LECTURES Week Wk 1 TMcC 28/02 Wk 2 TMcC 7/03 Wk 3 TMcC 14/03 Wk 4 TMcC 21/03 Wk 5 TMcC 28/03 Wk 6 TMcC 4/4 Wk 7 CL 18/4 Wk 8 25/4 Wk 9 CL 3/5 Wk 10 CL 10/5 Wk 11 CL 17/5 Wk 12 CL 24/5 Wk 13 CL 31/5 Monday 25/4 is Anzac Day Public holiday Shear Stresses and Shear Text 5.8 - 5.11 Flow in Beams Torsion Power Transmission Combined Loading Pressure Vessels Max. Beam Stresses Beam Deflection Beam Deflection Columns & Buckling Text 3.1 - 3.3 Text 3.7 Text 8.1 8.5 Text 9.1 9.6 Text 9.1 9.6 Text 11.1 11.6 TOPIC Overview Stress and Strain Allowable Stress Axial Loads Theories of failure (concepts) Shear Force and Bending Moment, Stress/Strain Analysis Mohrs Circle of Stress Stress/Strain Analysis Mohrs Circle for Strain Failure theories (Tresca and von Mises: not in Gere&Goodno) Mid Session QUIZ (on lect. 1 5) IN LECTURE Break Engineering Beam Theory Bending Stresses Text 5.1 - 5.5 Beam Theory: 5.4-5, 5.5-4a, 5.5-10, 5.5-21 Tuts Tues and Thurs only Beam Theory: 5.4-5, 5.5-4a, 5.5-10, 5.5-21 Tuts Friday only Shear Stress and Shear Flow 5.8-2a, 5.8-7, 5.8-4, 5.10-11, 5.11-3 Torsion: 3.3.1, 3.3.13, 3.4-1, 3.7-8, 3.4-7 Combined Load: 8.3-5, 8.3-7, 8.4-1, 8.5-9 Deflection: 9.3-1, 9.3-9, 9.3-17 Deflection: 9.5-2, 9.5-3, 9.5-10, 9.5-15* Buckling: 11.3-13, 11.3-14* , 11.4-6 Exp 3-7 see roster No class Friday Exp 3-7 see roster Friday only Exp 3-7 see roster Assigned Text Reading Appendix A, B Text 1.1 - 1.6 Text 1.7 - 1.8 Text 2.1 - 2.6 Text 4.1.-4.5 Text 7.1 7.4 TUTORIALS LABORATORIES Set Questions from Gere & Goodno 7th Ed (relate to previous lecture) Revision 152 Statics (Hibbeler 2.07,3.38*,7.66), Stress and strain Gere & Goodno 1.2-7, 1.2.10, 1.3.4*, 1.5.5, 1.6.3 Allowable stress, Axial loads, theories of failure. 1.7-10, 1.7-12, 1.8-11 , 2.3-6 Shear Force and Bending Moment 4.3-2, 4.3-12, 4.5-1, 4.5-25 Stress/Strain Analysis, Mohrs Circle 7.2-1, 7.2-5, 7.2-13, 7.3-11 Stress/strain, Mohrs circle of strain: 7.4-7, 7.4-10, 7.7-7, 7.7-15, 7.7-22 Multiple choice practice Hand-in based on Shear Force and Bending Moment diagrams Exp 3-7 see roster

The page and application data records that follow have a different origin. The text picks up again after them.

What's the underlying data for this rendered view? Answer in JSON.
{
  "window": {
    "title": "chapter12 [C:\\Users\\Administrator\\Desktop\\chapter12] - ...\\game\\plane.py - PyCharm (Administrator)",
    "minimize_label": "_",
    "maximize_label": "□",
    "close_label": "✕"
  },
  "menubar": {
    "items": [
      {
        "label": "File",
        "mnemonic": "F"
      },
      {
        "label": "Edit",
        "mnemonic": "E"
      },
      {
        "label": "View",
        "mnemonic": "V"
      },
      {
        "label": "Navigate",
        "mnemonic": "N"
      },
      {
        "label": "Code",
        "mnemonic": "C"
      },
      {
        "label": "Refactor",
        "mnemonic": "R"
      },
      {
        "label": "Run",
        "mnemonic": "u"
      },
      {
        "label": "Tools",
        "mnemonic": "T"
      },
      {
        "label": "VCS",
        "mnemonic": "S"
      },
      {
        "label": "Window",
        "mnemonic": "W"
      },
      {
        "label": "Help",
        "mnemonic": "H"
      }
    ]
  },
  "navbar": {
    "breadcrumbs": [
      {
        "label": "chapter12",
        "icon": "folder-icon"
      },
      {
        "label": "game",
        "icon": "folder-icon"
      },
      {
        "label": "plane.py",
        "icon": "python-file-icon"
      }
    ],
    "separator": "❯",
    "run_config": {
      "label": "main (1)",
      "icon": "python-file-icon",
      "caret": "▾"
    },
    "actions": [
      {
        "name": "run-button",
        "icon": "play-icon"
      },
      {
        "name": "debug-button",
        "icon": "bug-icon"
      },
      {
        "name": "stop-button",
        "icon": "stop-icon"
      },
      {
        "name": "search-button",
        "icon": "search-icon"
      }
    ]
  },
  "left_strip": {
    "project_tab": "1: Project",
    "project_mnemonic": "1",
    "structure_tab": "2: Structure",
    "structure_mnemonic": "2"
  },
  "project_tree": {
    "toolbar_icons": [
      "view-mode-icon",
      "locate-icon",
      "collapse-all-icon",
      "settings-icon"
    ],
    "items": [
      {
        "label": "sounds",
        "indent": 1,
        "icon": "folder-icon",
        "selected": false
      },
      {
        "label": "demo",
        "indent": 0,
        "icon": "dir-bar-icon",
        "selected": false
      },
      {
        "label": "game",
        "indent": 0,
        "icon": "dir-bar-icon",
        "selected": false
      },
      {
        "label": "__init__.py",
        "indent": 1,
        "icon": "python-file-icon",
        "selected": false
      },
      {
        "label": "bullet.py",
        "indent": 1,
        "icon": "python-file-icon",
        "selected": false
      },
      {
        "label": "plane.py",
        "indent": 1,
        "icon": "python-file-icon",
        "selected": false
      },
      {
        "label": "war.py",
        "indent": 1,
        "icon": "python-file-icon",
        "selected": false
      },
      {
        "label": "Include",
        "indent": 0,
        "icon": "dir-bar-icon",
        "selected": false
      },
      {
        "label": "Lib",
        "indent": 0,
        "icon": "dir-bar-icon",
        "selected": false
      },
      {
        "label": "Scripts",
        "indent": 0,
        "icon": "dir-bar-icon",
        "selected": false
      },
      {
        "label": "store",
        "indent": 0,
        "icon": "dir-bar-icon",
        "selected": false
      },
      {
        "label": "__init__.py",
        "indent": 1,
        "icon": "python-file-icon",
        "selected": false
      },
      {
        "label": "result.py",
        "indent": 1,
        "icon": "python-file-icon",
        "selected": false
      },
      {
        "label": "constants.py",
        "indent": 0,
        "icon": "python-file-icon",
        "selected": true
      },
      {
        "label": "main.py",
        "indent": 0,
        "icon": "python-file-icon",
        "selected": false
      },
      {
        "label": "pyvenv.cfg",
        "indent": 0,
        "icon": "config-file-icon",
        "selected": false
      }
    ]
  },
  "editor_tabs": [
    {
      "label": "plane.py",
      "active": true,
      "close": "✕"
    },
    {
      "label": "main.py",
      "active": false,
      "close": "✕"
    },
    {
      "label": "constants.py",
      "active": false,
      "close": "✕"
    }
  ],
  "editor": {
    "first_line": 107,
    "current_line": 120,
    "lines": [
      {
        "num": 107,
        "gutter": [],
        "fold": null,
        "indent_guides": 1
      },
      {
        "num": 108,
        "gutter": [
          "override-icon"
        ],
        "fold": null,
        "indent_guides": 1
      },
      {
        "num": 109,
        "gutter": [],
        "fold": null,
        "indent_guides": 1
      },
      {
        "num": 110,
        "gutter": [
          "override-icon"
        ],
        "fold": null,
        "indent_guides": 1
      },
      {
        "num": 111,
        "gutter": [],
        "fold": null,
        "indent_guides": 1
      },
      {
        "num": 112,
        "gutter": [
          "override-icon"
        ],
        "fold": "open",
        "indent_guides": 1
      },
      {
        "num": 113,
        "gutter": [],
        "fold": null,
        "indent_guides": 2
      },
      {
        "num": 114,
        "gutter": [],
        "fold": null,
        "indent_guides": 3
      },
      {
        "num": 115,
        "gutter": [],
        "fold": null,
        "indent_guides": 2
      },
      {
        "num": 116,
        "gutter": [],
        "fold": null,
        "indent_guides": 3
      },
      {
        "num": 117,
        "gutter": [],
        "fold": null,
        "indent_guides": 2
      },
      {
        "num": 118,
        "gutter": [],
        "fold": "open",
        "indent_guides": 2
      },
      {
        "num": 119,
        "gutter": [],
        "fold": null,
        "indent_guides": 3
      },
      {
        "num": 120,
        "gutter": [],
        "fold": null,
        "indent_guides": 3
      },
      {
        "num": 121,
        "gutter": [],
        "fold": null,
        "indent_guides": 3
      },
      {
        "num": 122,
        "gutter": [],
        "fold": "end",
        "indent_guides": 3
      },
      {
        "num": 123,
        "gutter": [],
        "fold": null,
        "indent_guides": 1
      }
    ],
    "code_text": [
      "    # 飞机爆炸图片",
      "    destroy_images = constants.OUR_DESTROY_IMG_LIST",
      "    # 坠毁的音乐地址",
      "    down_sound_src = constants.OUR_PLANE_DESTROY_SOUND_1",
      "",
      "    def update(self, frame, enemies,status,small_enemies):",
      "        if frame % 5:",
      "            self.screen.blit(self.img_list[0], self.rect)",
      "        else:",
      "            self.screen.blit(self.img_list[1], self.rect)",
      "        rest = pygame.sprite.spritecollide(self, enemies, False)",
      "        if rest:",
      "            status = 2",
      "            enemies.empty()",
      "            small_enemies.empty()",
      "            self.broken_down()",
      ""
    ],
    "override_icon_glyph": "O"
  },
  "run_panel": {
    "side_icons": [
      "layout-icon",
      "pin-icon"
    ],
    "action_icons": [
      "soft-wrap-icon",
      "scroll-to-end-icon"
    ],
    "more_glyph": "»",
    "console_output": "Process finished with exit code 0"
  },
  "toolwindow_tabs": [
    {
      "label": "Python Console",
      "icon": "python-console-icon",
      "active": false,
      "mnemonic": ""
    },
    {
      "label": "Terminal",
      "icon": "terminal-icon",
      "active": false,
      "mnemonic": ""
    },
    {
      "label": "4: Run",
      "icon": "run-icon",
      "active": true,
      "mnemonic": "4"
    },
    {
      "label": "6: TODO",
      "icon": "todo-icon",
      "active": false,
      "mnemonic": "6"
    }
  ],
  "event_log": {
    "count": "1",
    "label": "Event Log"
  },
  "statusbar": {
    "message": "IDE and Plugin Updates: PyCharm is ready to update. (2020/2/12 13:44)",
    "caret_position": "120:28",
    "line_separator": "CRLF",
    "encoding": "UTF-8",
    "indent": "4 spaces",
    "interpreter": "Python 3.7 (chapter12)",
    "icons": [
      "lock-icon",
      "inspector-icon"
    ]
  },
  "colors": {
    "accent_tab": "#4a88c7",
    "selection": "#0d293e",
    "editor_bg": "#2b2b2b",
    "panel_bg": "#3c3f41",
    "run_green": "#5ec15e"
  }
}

Exp 3-7 see roster Exp 3-7 see roster

Text 7.5 7.7

Exp 1,2 Cantilever Beam and Mohrs circle Exp 1,2 Cantilever Beam and Mohrs circle

* Extension questions for homework only

ENGG 251 23 Feb 2011

TUTORIAL ARRANGEMENTS Tutorial Tutor Dr Scott Ding Mohammad Ramezanianpour Prof Zhengyi Jiang Zhuo Wang Pejman Sharafi Ali Ranjbartoreh Dr Cheng Lu Prof T McCarthy Dr Devi Saini Dr Hungtao Zhu Dr Martin Liu Mrs Hua Zhao Time Room

T1 T2 T3 T4 T5 T6 T7 T8 T9 T10 T11 T12

Tuesday 16301830 Tuesday 16301830 Tuesday 16301830 Tuesday 16301830 Thursday 13:301530 Thursday 13:301530 Thursday 13:301530 Thursday 13:301530 Friday 10:30 12:30 Friday 10:30 12:30 Friday 10:30 12:30 Friday 10:30 12:30

8.G25 24.103 4.G31 1.G05 4.G31 1.G05 8.G25 1.G04 8.G25 4.G31 15.206 1.G04


There are a total of 7 laboratory activities. Collect a separate Lab Manual from EEC in week 3.
1. 5. BMD & SFD of Cantilevers Deflection of beams 2. 6. Mohrs Circle Pressure vessel Bending stresses in beams 3. 7. Bending moment in a beam Column Buckling 4. Shear Force in a beam

Students need to enrol themselves in one of the 8 available Practical classes. Prac. class Attendance requirement Room 6-315& P1 Monday, 09:30-11:30; Weeks 2-7, 9 6-317 6-315& P2 Monday, 11:30-13:30; Weeks 2-7, 9 6-317 6-315& P3 Monday, 13:30-15:30; Weeks 2-7, 9 6-317 P4 Tuesday, 10:30-12:30; Weeks 2-7, 9 6-317 P5 Tuesday 12:30-14:30; Weeks 2-7, 9 6-315 P6 Tuesday 16:30-18:30; Weeks 2-7, 9 6-315 P7 Wednesday, 16:30-18:30; Weeks 2-7, 9 6-315 6-315& P8 Friday 1330-1530; Weeks 2-6, 8,8 6-317

ENGG 251 23 Feb 2011